Ingredient of the Week, March 3: Sour Cream
Sour cream has become a staple in most kitchens, kept on hand to make quick dips, thicken sauces, and of course, to top baked potatoes. It also tenderizes and softens baked goods.
Lactic acid-producing bacteria is added to cream to produce the slightly tart, thick sour cream. Food and Drug Administration standards dictate the butterfat content may not be less than 18 percent for products labeled as sour cream.
Commercial sour cream may also include rennet, gelatin, flavoring agents, vegetable enzymes, sodium citrate, and salt. Check the label if you suffer from food allergies or make your own homemade sour cream.
Sour Cream Tips and Hints
Although sealed sour cream may be stored up to two weeks beyond the sell-by date, it will lose flavor as it ages.
Sour cream should always be kept refrigerated.
Do not use the carton as a serving container. Remove what you need and return the carton to the refrigerator immediately.
You may notice some liquid separation in sour cream after opening. You can either pour off the liquid or stir it back in.
Pink or green scum is an indicator of spoilage. If you see this on the top of the sour cream, throw the whole thing out.
Before adding to any hot liquid, bring sour cream to room temperature.
Sour cream used as a thickener for hot sauces can easily curdle if the temperature is too high. Remove the food from the heat before stirring in the sour cream or add it during a very low simmer.
Add 1 tablespoon of flour to 1/2 cup of sour cream used as a thickener to discourage curdling.
Uses for Sour Cream
Many people use sour cream as a topping for baked potatoes or tacos or add it to cream soups.
There are plenty of ways you can use sour cream to enhance everyday recipes, and also to replace common ingredients. Here are a few examples:
1. If the recipe calls for Crème Fraiche, you can use the same amount of sour cream instead.
2. Sour cream can replace buttermilk in most recipes. Use the same amount the recipe calls for – so, a cup of sour cream can replace a cup of buttermilk.
3. Plain, full fat yogurt and sour cream are interchangeable in most recipes.
4. Definitely substitute sour cream for mayonnaise. It will turn out just as good, and will have less calories.
5. Did you know that sour cream can greatly improve store bought cake mix? Add and mix all the liquid ingredients according to the instructions on the box. When blended, add a cup of sour cream. The cake will turn out richer and fluffier.
6. Using sour cream as a substitute for milk in baked goods recipes adds flavor and richness. Try substituting half of the milk with sour cream.
7. Instead of topping fruit and desserts with whipped cream, make a rich, unique topping by whisking brown sugar and sour cream (try using 1/4 cup sugar for each cup of sour cream). This also makes a great topping for pancakes.

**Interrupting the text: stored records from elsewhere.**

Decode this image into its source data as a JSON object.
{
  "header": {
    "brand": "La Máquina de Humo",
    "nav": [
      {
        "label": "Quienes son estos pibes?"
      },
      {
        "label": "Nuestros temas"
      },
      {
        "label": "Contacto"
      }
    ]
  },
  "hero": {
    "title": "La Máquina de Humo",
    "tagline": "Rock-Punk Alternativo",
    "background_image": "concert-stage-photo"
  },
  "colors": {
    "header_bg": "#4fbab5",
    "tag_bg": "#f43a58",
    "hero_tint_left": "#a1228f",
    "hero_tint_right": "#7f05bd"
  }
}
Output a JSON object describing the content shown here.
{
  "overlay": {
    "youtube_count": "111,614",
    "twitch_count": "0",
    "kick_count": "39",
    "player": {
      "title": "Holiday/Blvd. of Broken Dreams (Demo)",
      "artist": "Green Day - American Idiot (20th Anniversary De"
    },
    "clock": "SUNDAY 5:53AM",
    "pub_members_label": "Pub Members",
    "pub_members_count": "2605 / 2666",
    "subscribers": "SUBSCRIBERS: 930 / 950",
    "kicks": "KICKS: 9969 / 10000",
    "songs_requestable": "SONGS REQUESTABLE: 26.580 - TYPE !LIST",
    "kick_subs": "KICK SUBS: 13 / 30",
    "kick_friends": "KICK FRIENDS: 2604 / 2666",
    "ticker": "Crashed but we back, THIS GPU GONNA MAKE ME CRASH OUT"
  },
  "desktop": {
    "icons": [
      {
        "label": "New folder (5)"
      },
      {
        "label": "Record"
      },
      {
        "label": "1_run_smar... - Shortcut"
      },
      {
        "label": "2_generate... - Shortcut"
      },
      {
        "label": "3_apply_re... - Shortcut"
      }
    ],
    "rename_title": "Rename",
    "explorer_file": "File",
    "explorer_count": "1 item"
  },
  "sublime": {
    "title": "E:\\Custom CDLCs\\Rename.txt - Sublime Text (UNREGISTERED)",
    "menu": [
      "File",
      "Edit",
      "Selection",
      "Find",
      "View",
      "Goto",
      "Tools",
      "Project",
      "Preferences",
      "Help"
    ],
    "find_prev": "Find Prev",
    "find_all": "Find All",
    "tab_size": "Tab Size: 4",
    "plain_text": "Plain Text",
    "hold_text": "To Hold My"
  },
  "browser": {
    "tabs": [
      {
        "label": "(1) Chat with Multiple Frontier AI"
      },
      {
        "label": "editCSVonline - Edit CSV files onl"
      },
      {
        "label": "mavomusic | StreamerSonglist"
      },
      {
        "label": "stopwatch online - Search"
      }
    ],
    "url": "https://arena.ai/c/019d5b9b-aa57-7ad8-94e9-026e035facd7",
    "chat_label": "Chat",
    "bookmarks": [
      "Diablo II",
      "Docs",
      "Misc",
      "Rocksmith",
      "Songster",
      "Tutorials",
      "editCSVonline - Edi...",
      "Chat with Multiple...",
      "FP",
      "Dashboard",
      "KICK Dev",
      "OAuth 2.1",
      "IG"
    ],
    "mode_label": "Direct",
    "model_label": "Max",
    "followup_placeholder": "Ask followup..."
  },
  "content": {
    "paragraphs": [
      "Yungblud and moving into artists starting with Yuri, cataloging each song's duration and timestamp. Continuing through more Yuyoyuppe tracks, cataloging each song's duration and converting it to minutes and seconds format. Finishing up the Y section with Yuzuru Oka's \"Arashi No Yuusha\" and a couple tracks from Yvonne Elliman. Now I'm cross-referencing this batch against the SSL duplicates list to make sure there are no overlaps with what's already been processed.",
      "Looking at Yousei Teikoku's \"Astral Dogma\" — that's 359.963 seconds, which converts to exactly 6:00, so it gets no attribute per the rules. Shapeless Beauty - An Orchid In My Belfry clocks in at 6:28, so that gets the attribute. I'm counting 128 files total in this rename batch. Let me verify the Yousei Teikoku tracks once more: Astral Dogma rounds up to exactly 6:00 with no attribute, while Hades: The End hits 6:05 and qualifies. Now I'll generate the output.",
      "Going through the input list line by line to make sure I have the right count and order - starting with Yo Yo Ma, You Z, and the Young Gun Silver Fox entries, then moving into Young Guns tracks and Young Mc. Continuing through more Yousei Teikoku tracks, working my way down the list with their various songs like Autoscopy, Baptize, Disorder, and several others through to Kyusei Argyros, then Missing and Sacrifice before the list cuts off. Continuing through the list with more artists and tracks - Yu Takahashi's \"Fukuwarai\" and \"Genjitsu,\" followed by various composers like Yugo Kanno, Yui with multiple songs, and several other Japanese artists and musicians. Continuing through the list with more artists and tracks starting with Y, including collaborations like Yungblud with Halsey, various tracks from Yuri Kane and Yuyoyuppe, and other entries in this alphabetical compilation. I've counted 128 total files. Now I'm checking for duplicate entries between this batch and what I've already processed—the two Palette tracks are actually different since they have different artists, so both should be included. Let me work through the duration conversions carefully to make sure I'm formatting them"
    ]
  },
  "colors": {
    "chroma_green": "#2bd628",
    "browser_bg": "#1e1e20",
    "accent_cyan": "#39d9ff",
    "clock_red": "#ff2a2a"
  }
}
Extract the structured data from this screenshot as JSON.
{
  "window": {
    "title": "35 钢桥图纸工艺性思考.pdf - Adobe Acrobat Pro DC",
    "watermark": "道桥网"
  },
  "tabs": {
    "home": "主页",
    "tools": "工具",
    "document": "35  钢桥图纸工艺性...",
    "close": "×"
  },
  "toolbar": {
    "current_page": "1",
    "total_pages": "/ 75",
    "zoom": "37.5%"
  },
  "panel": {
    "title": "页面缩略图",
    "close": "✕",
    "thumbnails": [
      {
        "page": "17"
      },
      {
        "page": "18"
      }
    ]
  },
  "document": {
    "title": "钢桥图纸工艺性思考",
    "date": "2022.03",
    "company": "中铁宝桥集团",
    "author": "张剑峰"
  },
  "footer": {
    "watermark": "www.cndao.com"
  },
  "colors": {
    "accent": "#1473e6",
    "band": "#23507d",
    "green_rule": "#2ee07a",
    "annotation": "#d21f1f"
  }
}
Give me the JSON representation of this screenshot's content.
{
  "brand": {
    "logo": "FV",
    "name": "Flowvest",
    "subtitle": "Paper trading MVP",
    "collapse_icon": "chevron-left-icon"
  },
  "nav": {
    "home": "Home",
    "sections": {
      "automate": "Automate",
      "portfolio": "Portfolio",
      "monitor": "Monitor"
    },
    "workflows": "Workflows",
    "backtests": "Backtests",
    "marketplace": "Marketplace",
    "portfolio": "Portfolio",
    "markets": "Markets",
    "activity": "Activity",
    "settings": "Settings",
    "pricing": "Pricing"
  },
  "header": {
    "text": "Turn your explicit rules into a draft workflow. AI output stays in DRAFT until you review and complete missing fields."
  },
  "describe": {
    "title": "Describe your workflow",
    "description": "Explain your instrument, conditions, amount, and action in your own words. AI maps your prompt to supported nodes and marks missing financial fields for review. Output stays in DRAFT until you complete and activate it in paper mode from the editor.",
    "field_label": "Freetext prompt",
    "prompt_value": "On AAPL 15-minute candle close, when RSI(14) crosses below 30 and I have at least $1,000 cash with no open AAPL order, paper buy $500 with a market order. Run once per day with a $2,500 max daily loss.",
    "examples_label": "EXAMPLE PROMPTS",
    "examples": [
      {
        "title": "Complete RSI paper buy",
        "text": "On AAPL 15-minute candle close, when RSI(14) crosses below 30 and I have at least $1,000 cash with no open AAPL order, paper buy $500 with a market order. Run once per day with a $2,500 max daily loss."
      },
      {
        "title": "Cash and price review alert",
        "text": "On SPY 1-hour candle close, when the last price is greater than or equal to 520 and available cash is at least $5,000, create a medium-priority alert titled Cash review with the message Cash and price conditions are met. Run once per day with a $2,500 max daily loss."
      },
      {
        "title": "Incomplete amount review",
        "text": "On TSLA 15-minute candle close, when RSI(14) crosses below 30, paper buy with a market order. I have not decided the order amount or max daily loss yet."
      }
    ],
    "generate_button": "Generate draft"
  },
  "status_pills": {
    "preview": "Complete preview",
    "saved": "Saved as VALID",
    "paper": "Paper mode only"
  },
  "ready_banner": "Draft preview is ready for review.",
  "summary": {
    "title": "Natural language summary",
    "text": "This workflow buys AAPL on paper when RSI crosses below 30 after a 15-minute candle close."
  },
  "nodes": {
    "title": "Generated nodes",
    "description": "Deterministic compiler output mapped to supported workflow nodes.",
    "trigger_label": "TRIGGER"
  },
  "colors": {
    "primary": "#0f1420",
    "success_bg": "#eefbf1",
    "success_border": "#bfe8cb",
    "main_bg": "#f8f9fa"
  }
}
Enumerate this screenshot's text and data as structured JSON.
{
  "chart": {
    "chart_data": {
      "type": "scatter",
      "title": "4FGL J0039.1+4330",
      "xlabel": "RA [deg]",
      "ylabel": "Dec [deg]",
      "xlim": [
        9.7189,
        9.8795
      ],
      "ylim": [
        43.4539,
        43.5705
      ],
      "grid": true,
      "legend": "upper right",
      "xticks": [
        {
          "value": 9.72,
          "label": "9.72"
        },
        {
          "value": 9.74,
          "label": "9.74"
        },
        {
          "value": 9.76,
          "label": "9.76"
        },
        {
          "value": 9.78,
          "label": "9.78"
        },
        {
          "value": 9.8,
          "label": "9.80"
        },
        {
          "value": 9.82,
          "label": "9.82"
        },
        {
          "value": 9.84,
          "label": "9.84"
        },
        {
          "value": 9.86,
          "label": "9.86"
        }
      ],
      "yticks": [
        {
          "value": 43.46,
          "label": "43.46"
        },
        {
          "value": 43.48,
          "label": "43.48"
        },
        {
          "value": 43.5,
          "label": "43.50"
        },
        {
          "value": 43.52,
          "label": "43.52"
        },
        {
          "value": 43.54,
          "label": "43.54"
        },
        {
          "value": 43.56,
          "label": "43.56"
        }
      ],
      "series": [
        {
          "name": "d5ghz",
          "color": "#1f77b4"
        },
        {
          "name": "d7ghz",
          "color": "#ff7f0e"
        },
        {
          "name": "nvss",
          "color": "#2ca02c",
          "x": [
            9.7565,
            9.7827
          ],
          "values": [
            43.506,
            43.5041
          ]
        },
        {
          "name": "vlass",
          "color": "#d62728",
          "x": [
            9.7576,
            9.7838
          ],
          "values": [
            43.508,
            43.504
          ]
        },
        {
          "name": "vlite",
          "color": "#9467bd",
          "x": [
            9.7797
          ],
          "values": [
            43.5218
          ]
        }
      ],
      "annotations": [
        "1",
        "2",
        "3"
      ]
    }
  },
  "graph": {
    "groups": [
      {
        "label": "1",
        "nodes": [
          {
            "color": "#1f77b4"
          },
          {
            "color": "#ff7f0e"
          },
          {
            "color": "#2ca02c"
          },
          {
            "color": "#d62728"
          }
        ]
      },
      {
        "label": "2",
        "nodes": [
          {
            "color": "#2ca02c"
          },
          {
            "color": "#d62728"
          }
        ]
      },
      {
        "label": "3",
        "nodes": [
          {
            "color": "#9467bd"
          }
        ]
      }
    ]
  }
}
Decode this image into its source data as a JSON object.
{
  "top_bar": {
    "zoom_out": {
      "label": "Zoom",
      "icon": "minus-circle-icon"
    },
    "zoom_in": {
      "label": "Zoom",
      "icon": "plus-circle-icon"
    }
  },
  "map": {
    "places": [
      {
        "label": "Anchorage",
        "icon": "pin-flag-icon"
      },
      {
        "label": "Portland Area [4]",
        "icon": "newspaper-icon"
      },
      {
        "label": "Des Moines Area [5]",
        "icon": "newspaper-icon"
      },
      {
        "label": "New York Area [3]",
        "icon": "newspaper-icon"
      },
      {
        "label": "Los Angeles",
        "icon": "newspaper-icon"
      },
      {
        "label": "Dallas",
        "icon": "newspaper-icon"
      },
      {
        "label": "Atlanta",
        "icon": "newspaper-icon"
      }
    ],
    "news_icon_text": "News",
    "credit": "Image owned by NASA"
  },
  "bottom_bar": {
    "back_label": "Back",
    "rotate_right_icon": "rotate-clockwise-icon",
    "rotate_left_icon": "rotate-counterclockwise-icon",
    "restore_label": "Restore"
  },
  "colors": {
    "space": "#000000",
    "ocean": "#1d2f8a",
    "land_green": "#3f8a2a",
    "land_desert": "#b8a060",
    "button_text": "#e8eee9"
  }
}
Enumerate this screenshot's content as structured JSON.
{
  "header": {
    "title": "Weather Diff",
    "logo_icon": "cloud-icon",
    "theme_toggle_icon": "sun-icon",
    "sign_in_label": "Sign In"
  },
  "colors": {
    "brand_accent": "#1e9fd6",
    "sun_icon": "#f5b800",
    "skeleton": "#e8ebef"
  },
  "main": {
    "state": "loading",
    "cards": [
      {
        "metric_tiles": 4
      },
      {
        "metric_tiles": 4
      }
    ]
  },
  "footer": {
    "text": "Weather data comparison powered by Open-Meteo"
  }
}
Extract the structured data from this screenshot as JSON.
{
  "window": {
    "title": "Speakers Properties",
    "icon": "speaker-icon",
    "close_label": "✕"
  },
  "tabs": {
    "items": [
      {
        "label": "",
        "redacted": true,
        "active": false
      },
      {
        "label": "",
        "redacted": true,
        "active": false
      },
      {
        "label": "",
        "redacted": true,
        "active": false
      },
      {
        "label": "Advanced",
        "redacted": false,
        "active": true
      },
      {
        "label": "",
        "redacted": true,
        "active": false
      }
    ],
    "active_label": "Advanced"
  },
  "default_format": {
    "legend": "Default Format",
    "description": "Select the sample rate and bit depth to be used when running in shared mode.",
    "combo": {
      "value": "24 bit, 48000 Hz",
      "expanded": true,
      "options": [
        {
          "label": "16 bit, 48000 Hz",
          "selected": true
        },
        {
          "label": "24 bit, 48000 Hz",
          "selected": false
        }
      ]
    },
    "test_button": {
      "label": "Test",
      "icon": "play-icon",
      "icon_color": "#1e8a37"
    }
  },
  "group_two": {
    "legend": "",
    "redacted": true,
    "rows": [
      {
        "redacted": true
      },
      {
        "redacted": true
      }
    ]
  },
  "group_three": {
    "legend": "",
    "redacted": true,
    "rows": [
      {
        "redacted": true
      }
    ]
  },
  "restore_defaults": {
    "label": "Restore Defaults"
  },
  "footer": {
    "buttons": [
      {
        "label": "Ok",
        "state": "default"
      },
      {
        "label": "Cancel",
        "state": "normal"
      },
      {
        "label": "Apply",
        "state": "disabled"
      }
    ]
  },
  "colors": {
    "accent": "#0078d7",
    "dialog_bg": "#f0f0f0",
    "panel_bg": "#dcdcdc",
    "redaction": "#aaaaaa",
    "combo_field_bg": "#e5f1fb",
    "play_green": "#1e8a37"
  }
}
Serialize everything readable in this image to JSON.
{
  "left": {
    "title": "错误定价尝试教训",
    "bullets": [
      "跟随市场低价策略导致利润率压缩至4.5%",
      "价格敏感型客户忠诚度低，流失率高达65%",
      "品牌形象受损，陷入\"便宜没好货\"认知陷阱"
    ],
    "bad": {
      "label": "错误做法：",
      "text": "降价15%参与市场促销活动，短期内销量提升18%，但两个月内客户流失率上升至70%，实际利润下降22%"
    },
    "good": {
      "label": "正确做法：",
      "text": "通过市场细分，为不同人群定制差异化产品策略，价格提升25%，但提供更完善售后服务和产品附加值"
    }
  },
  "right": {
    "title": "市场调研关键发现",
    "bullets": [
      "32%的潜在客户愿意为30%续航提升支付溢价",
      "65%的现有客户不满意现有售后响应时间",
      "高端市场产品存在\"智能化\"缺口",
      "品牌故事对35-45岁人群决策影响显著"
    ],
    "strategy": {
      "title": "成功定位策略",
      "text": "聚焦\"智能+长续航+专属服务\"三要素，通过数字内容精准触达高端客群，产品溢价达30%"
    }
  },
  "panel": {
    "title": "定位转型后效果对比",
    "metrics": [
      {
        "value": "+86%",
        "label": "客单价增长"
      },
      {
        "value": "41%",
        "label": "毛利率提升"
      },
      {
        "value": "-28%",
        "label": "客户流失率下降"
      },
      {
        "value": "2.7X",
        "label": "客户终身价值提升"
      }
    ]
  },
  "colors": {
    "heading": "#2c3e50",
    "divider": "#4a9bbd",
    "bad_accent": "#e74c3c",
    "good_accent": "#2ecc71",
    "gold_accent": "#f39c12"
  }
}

8. Adding a little sour cream to your scrambled eggs before you cook them will result in rich, creamy eggs.
When cooking with sour cream, remember not to overheat or boil it. If sour cream is cooked at too high a temperature or held over heat too long, even at a low temperature, it will break down.
Do you use regular, low-fat or no-fat sour cream? How do you use it?